**AVAILABLE DATA**
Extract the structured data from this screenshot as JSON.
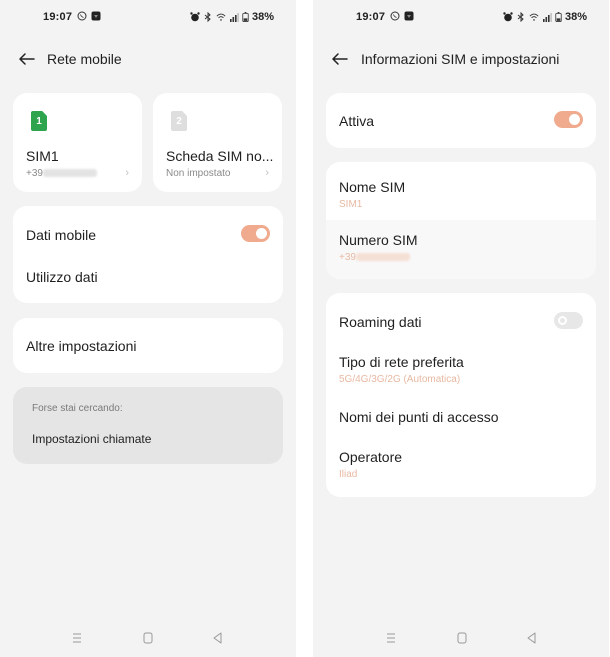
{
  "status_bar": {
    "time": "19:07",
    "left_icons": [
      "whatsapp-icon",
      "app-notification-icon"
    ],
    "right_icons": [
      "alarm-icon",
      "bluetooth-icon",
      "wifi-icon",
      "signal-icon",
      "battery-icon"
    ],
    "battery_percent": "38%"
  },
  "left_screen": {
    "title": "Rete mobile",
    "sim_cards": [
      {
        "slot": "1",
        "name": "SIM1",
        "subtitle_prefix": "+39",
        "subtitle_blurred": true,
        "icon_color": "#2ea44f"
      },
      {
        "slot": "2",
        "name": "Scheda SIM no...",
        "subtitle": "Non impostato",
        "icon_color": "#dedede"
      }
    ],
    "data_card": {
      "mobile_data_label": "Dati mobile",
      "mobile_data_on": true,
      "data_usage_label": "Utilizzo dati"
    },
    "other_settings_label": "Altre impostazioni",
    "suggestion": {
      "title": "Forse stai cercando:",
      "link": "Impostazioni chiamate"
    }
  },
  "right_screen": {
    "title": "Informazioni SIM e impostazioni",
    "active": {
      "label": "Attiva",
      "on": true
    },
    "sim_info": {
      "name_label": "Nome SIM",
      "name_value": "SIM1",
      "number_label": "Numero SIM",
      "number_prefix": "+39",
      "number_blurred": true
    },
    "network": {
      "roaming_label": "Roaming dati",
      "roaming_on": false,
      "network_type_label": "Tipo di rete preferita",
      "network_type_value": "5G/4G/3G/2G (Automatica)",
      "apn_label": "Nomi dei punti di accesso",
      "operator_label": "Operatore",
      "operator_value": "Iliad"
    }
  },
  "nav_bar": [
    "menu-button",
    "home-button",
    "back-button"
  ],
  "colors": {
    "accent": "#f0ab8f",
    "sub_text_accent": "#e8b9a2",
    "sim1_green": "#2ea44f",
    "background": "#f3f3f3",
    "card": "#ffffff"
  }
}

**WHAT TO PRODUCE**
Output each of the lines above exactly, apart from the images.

**EXERCISE OUTPUT**
Extract the structured data from this screenshot as JSON.
{
  "status_bar": {
    "time": "19:07",
    "left_icons": [
      "whatsapp-icon",
      "app-notification-icon"
    ],
    "right_icons": [
      "alarm-icon",
      "bluetooth-icon",
      "wifi-icon",
      "signal-icon",
      "battery-icon"
    ],
    "battery_percent": "38%"
  },
  "left_screen": {
    "title": "Rete mobile",
    "sim_cards": [
      {
        "slot": "1",
        "name": "SIM1",
        "subtitle_prefix": "+39",
        "subtitle_blurred": true,
        "icon_color": "#2ea44f"
      },
      {
        "slot": "2",
        "name": "Scheda SIM no...",
        "subtitle": "Non impostato",
        "icon_color": "#dedede"
      }
    ],
    "data_card": {
      "mobile_data_label": "Dati mobile",
      "mobile_data_on": true,
      "data_usage_label": "Utilizzo dati"
    },
    "other_settings_label": "Altre impostazioni",
    "suggestion": {
      "title": "Forse stai cercando:",
      "link": "Impostazioni chiamate"
    }
  },
  "right_screen": {
    "title": "Informazioni SIM e impostazioni",
    "active": {
      "label": "Attiva",
      "on": true
    },
    "sim_info": {
      "name_label": "Nome SIM",
      "name_value": "SIM1",
      "number_label": "Numero SIM",
      "number_prefix": "+39",
      "number_blurred": true
    },
    "network": {
      "roaming_label": "Roaming dati",
      "roaming_on": false,
      "network_type_label": "Tipo di rete preferita",
      "network_type_value": "5G/4G/3G/2G (Automatica)",
      "apn_label": "Nomi dei punti di accesso",
      "operator_label": "Operatore",
      "operator_value": "Iliad"
    }
  },
  "nav_bar": [
    "menu-button",
    "home-button",
    "back-button"
  ],
  "colors": {
    "accent": "#f0ab8f",
    "sub_text_accent": "#e8b9a2",
    "sim1_green": "#2ea44f",
    "background": "#f3f3f3",
    "card": "#ffffff"
  }
}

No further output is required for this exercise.